Janice waited nervous by the door. When the bell rang, she took a quick scrutinizing look about her and determined everything was in order. She stood up, smoothed her dress and opened the door.
“Hello darling!” Caroline, her mom, gave her a kiss and a hug and stepped into the hall. Bruce, her dad, followed in with a kiss on the forehead. Janice welcomed them and closed the door. Martin, Janice’s husband, greeted his in-laws in the living room.
As she turned the doorbell rang again, and Janice fixed her concerned expression before opening the door. Martin’s parents, Fred and Mamie, greeted her warmly. They were more effusive towards Martin, but Janice did not miss the cool greeting of the parents.
“So it begins,” muttered Janice.
This was the first dinner party she and Martin, recently married, were hosting in their new home. They invited both sets of parents to avoid rumors and misunderstandings; the in-laws had not gotten along since their introduction. In fact, the couples had avoided one another at the wedding. It was also a last resort to bring, if not friendship, then cordiality to the two united families.
“Caroline, darling, how well you look, and what plump cheeks, how I envy you!” Mamie smirked.
“Yes, Mamie, you look wonderful yourself, I love that blouse, it brings out the lovely yellow in your teeth.”
Caroline smiled while Mamie scrunched her face. Janice shook her head and sought to smooth things over while Martin offered drinks.
The jabbing, tongue-lashing and criticism continued as Janice brought out the hors d’oeuvre. The fathers said nothing to one another; they sat and looked up from their drinks occasionally. Janice tried to keep the women’s insults to a minimum, while Martin tried to converse with the men but received only grunts, ahems and one-word answers.
Janice excused her self and fled to the kitchen. She leaned against the counter and took three deep breaths. She lifted the lid off the big boiling pot and stirred the contents. The soup was ready. It was her grandmother’s tomato, leek and potato soup recipe and her favorite. The aroma brought her memories of frosty winter days in the warm kitchen while she sat and listened to Grandma tell stories about the Old Country. The soup was not the star of the night—Martin’s grandmother’s pork ribs were—but it was a dish made with love. She hoped to bring together the two most important sides of her family.
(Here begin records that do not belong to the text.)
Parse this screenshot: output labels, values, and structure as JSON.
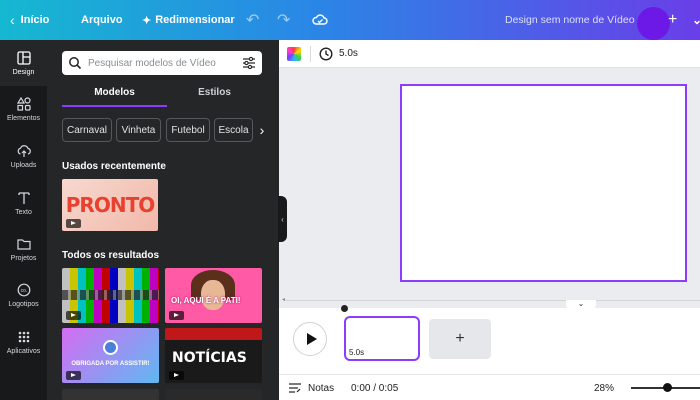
{
  "topbar": {
    "back_label": "Início",
    "arquivo_label": "Arquivo",
    "resize_label": "Redimensionar",
    "design_title": "Design sem nome de Vídeo"
  },
  "rail": {
    "items": [
      {
        "label": "Design",
        "icon": "layout-icon"
      },
      {
        "label": "Elementos",
        "icon": "shapes-icon"
      },
      {
        "label": "Uploads",
        "icon": "cloud-upload-icon"
      },
      {
        "label": "Texto",
        "icon": "text-icon"
      },
      {
        "label": "Projetos",
        "icon": "folder-icon"
      },
      {
        "label": "Logotipos",
        "icon": "logo-icon"
      },
      {
        "label": "Aplicativos",
        "icon": "apps-grid-icon"
      }
    ]
  },
  "panel": {
    "search_placeholder": "Pesquisar modelos de Vídeo",
    "tabs": [
      "Modelos",
      "Estilos"
    ],
    "chips": [
      "Carnaval",
      "Vinheta",
      "Futebol",
      "Escola"
    ],
    "recent_title": "Usados recentemente",
    "recent_thumb_text": "PRONTO",
    "results_title": "Todos os resultados",
    "thumb_texts": {
      "pink": "OI, AQUI É A PATI!",
      "gradient": "OBRIGADA POR ASSISTIR!",
      "news": "NOTÍCIAS"
    }
  },
  "toolbar": {
    "duration": "5.0s"
  },
  "timeline": {
    "clip_duration": "5.0s"
  },
  "bottombar": {
    "notes_label": "Notas",
    "time": "0:00 / 0:05",
    "zoom": "28%"
  },
  "colors": {
    "accent": "#8b3dff",
    "panel_bg": "#252627",
    "rail_bg": "#18191b"
  }
}
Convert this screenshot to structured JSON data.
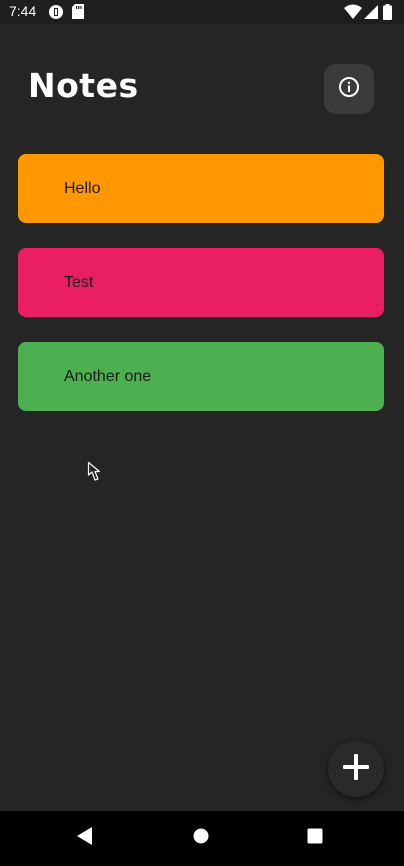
{
  "status_bar": {
    "time": "7:44"
  },
  "header": {
    "title": "Notes",
    "info_icon": "info-icon"
  },
  "notes": [
    {
      "title": "Hello",
      "color": "#FF9800"
    },
    {
      "title": "Test",
      "color": "#E91E63"
    },
    {
      "title": "Another one",
      "color": "#4CAF50"
    }
  ],
  "fab": {
    "icon": "plus-icon"
  },
  "nav_bar": {
    "back_icon": "back-icon",
    "home_icon": "home-icon",
    "recents_icon": "recents-icon"
  },
  "colors": {
    "background": "#252525",
    "info_button": "#3B3B3B",
    "fab": "#2A2A2A"
  }
}
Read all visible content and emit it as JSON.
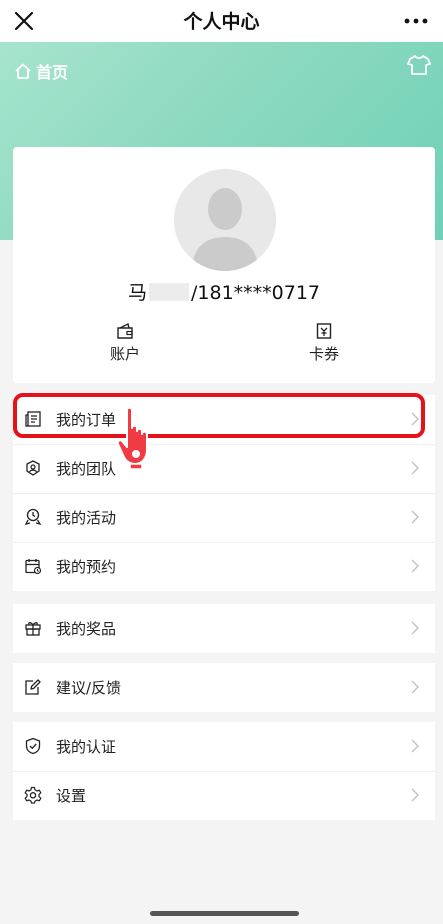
{
  "topbar": {
    "title": "个人中心"
  },
  "hero": {
    "home_label": "首页"
  },
  "profile": {
    "name_prefix": "马",
    "name_suffix": "/181****0717",
    "quick_links": [
      {
        "label": "账户",
        "icon": "wallet-icon"
      },
      {
        "label": "卡券",
        "icon": "coupon-icon"
      }
    ]
  },
  "menu": {
    "orders": "我的订单",
    "team": "我的团队",
    "activity": "我的活动",
    "booking": "我的预约",
    "prizes": "我的奖品",
    "feedback": "建议/反馈",
    "certification": "我的认证",
    "settings": "设置"
  },
  "colors": {
    "hero_gradient": [
      "#a7e4ce",
      "#6fd0b8"
    ],
    "highlight": "#e3121b",
    "hand": "#f03b44"
  }
}
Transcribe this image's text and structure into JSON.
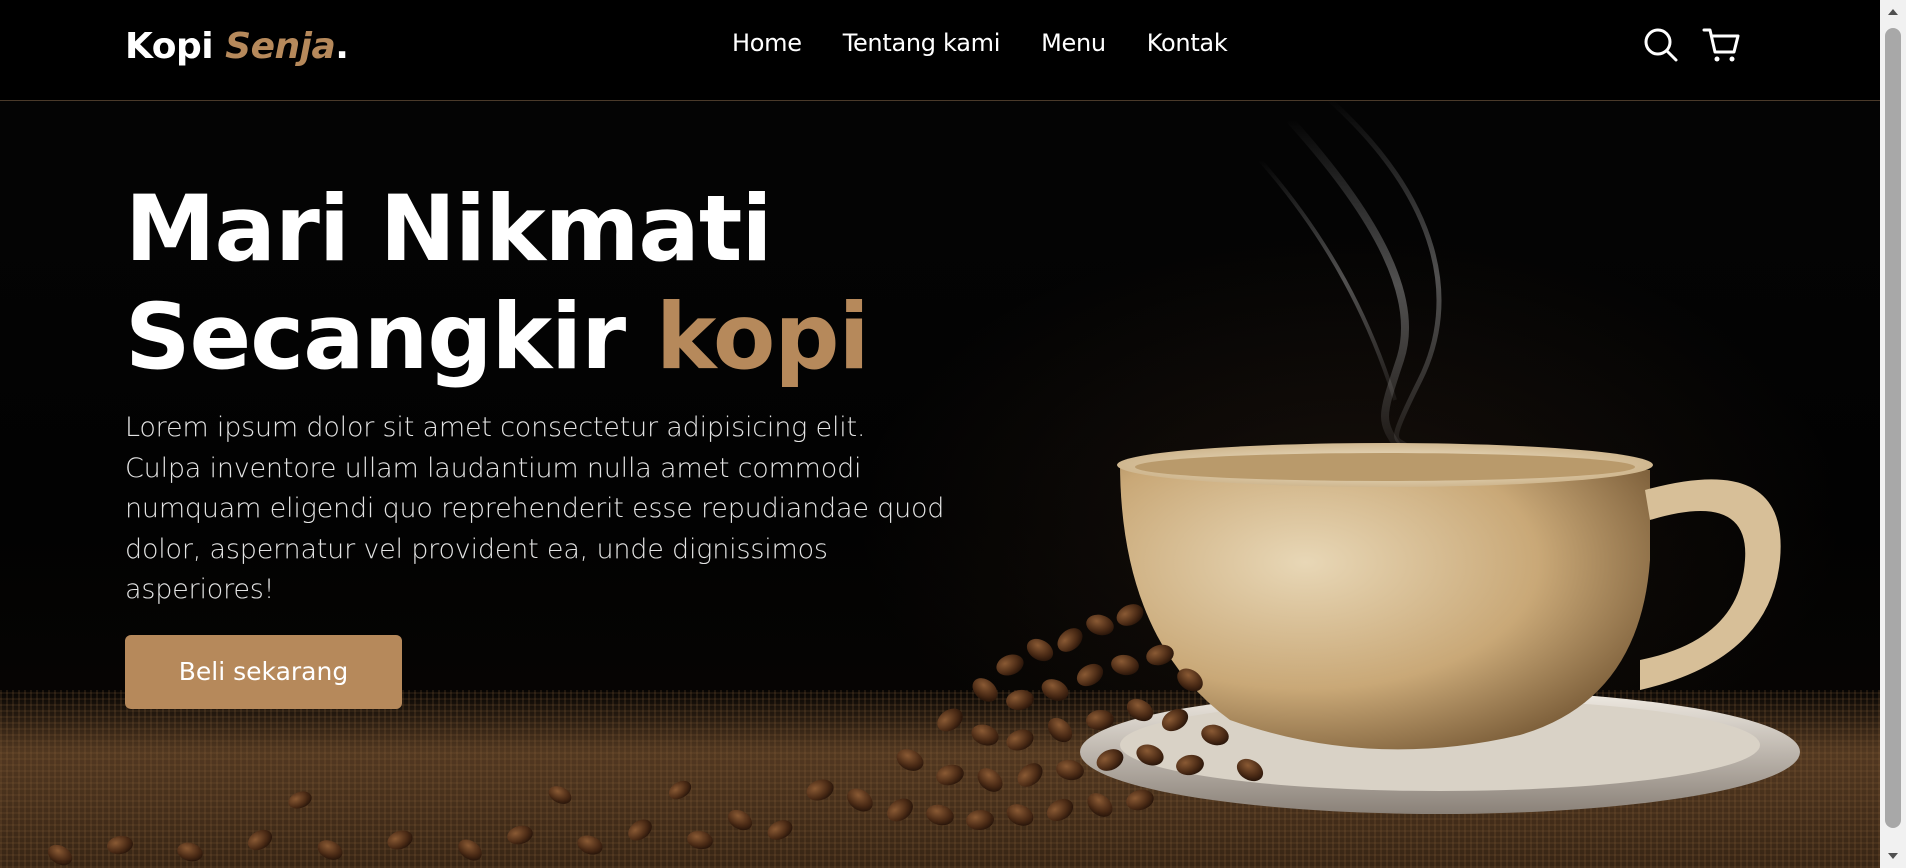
{
  "brand": {
    "name_part1": "Kopi ",
    "name_part2": "Senja",
    "name_suffix": ".",
    "accent_color": "#b6895b"
  },
  "nav": {
    "links": [
      "Home",
      "Tentang kami",
      "Menu",
      "Kontak"
    ],
    "icons": [
      "search-icon",
      "shopping-cart-icon"
    ]
  },
  "hero": {
    "title_line1": "Mari Nikmati",
    "title_line2_part1": "Secangkir ",
    "title_line2_part2": "kopi",
    "description": "Lorem ipsum dolor sit amet consectetur adipisicing elit. Culpa inventore ullam laudantium nulla amet commodi numquam eligendi quo reprehenderit esse repudiandae quod dolor, aspernatur vel provident ea, unde dignissimos asperiores!",
    "cta_label": "Beli sekarang",
    "image": "steaming-coffee-cup-with-beans"
  },
  "colors": {
    "background": "#010101",
    "accent": "#b6895b",
    "text": "#ffffff"
  }
}
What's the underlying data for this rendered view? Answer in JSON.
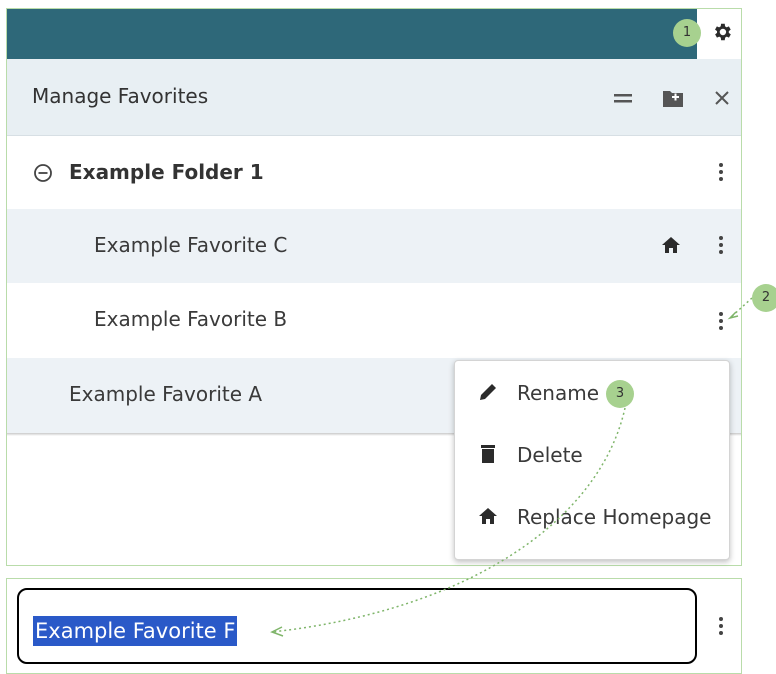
{
  "panel": {
    "title": "Manage Favorites",
    "header_icons": [
      "menu-lines-icon",
      "add-folder-icon",
      "close-icon"
    ],
    "folder": {
      "label": "Example Folder 1",
      "icon": "collapse-circle-icon"
    },
    "rows": [
      {
        "label": "Example Favorite C",
        "home": true
      },
      {
        "label": "Example Favorite B",
        "home": false
      },
      {
        "label": "Example Favorite A",
        "home": false
      }
    ]
  },
  "context_menu": {
    "items": [
      {
        "label": "Rename",
        "icon": "pencil-icon"
      },
      {
        "label": "Delete",
        "icon": "trash-icon"
      },
      {
        "label": "Replace Homepage",
        "icon": "home-icon"
      }
    ]
  },
  "rename_field": {
    "value": "Example Favorite F"
  },
  "callouts": [
    "1",
    "2",
    "3"
  ],
  "colors": {
    "topbar": "#2e6879",
    "header": "#e8eff3",
    "badge": "#a7d18f",
    "selection": "#2a59c8"
  }
}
“Ahem,” Janice, standing by the kitchen door, said over the bitter gabble of the two older ladies, “let’s all have dinner now.”
They moved to the dining room; Martin winked, smiled and gave her hand a slight squeeze as they sat at the table. Despite the name cards, the couples faced one another at either side; two factions across a battlefield. Martin shrugged and offered to help with the soup. Janice shook her head and disappeared into the kitchen, cheeks burning. She turned off the stove and lifted the big pot with both hands, fighting back tears. Martin had joked it would feed an army, and how right he was.
She approached the door to the dining room like a queen presenting her crown jewels, her walk slow, her head held high and her gaze above the lid. The queen forgot that Mischief the cat lurked around hoping for another feeding. He rubbed himself against the wall and mewled, but Janice, unaware, stepped on his tail. Mischief yowled and sprang a foot in the air. Janice, surprised at the squishiness underfoot, jerked, lost her balance and pitched forward, tripping over her feet.
The pot flew out of her hands and the dinner party watched as the pot tumbled in the air and spilled all its contents on the white tiled floor. Mischief scampered off to the living room.
“No!” Martin yelled, unsure whether to help Janice who’d regained her footing, or try to save the soup, managing neither.
The soup lay on the floor, like the bloody remains of the hero soldier; the pot rolled on its side, empty and round as a dark cave. Mischief had vanished.
Janice covered her mouth with her hands, her eyes brimmed with tears and met her dad’s gaze. He snorted, chuckled then burst into roaring laughter.
“We’re in the soup now!” Fred chortled and soon all four elders were hooting and howling with hilarity. Bruce held his sides and Fred slapped his knee. Tears rolled down Mamie’s cheeks and Caroline forwent her usual close-lipped giggle and guffawed, her mouth open wide and her head thrown back. Martin and Janice watched aghast.
When the laughter subsided, Mamie turned to Caroline and said,
“Come, Caroline, let’s clean this.”
Caroline smiled. They fussed over Janice and brought out the mop and bucket.
“Don’t you worry dear, let us handle this,” Mamie smiled at the stunned Janice.
“Yes, it’s easy as duck soup!” Caroline joked and both ladies dissolved in a fit of giggles over the spillage.
Bruce and Fred patted each other’s backs and went in search of Mischief.
“Too bad about the soup,” Martin smiled at Janice, “but at least it lightened the mood and brought us all together.”